Surely, even 50 percent accuracy in automation is 50 percent less effort, right?
At the risk of oversimplifying what the value of each one of these technologies provides to a given content, our experience has been that slogging through 100 percent of the content to fix 50 percent of the errors is often as much, and in some cases more, work than doing it from scratch. (It takes twice the effort to delete and type as it does to just type.) Humans bring their pride and experience to the task, and having experienced translators “fix” a machine translation, adjust timing, fill in the missing bits, and anguish over consistency is far less rewarding than creating it whole.
A very different kind of resource, with a specific skillset and training method, is required. Adding to this is the processing time to engage each of these technologies in the workflow, across languages and regions and resources, while weeding out the garbage. Doing all this without creating efficiency debt is difficult. But there’s hope.
What is the path forward?
For short form, consumable, or live content, where quality expectations are more forgiving, these technologies have already taken hold, and will continue to do so. For premium content (movies and series), we need a much greater level of finesse to help with the decision making. We need to insert artificial intelligence (AI) into gaps to manage exceptions, and analyze or pre-qualify the contents of the container to predict the outcome before engaging the technology. It is a smart workflow based on the analysis of the data collected for each one-off piece of content. The workflow would include any combination of automated and manual tasks.
Looks complicated? Yes, it does. But isn’t automation supposed to reduce complication?
Think of a circuit board: very complicated to look at, but when it is out of sight doing its job, no one thinks about it. For this scenario to work, the technologies need to be integrated with the workspaces, which need to interact, suggest and assist the user. Project management and orchestration systems are in themselves automation facilitators as they manage the I/O, tracking and exception handling to avoid the human work of managing a process. Content classification is fairly straightforward, tagging the content based on client, type, genre, service level agreement, etc.
Workflow orchestration is an established technology to move content through the workflow based on business rules. The hard bit is the artificial intelligence task of content analysis. AI answers what the nature is of the content in the container, and what to do with it based on what level of confidence it has in the automation technologies to output something useful. In sum, to successfully deploy these technologies on content that is complex and individually unique, one must seamlessly orchestrate a combination of human and automated tasks in a highly-integrated system.

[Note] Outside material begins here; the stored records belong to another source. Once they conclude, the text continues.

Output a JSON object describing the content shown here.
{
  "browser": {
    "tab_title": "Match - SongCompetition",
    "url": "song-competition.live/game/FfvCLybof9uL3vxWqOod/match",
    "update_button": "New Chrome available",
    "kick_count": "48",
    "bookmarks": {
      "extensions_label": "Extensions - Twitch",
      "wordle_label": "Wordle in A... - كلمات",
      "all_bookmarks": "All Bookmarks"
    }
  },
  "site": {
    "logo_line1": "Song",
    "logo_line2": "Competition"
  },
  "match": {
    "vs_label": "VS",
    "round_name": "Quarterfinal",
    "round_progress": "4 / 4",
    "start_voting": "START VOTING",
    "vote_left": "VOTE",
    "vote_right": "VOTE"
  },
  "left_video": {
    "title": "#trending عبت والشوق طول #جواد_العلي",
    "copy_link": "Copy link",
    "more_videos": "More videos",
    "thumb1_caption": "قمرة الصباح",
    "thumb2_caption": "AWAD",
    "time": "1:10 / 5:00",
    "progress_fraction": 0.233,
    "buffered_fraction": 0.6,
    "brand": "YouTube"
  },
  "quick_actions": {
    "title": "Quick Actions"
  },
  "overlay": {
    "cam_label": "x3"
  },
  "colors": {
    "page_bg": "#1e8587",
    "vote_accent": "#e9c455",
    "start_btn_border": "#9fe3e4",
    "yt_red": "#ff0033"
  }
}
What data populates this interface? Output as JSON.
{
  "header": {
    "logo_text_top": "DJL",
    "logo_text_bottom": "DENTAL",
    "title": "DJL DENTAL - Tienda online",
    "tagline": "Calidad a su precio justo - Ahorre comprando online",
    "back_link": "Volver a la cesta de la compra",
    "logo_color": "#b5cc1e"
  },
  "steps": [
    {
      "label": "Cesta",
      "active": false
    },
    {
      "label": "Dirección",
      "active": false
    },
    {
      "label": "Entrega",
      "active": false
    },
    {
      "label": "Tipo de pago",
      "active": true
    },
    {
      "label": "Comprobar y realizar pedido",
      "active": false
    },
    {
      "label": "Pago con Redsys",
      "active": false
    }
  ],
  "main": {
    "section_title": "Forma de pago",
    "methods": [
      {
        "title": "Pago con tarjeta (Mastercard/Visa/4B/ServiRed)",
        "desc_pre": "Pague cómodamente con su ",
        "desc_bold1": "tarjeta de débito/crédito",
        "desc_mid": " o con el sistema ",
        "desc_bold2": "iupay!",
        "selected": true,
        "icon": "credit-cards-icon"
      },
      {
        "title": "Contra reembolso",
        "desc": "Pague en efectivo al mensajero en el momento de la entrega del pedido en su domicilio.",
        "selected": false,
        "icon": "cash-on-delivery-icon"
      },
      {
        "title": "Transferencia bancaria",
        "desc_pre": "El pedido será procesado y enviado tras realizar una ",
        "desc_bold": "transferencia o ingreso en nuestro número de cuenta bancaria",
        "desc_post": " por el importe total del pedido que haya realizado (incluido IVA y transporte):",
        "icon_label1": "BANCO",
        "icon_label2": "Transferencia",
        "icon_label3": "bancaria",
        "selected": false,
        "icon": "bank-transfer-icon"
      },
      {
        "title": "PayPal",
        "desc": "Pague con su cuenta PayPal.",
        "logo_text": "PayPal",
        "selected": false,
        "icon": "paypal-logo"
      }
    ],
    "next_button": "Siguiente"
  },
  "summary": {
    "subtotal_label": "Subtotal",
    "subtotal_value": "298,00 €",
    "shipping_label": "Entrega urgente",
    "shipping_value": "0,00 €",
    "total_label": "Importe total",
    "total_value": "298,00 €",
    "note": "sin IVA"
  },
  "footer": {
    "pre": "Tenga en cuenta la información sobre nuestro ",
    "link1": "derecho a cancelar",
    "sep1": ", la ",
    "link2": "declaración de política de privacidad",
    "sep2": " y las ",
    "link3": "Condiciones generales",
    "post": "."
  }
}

Will it be possible in the future for a franchise movie or series to be subtitled and dubbed in 40 languages without human intervention?
Yes, but you can bet it will not be to the satisfaction of everyone. Admittedly, to illustrate a point, I have over-simplified much about the success and failure of these technologies as they relate to localization services. Their adoption will be an evolution based on the advancement of the individual technologies themselves and the market forces that are sure to require that content get localized faster and less expensively. Any adoption will be relevant to the quality expectations and the content in the container. Quality itself is defined by the consumer and there is an assumption that a future generation may have a very different idea about what premium entertainment content is, and how they want to experience it.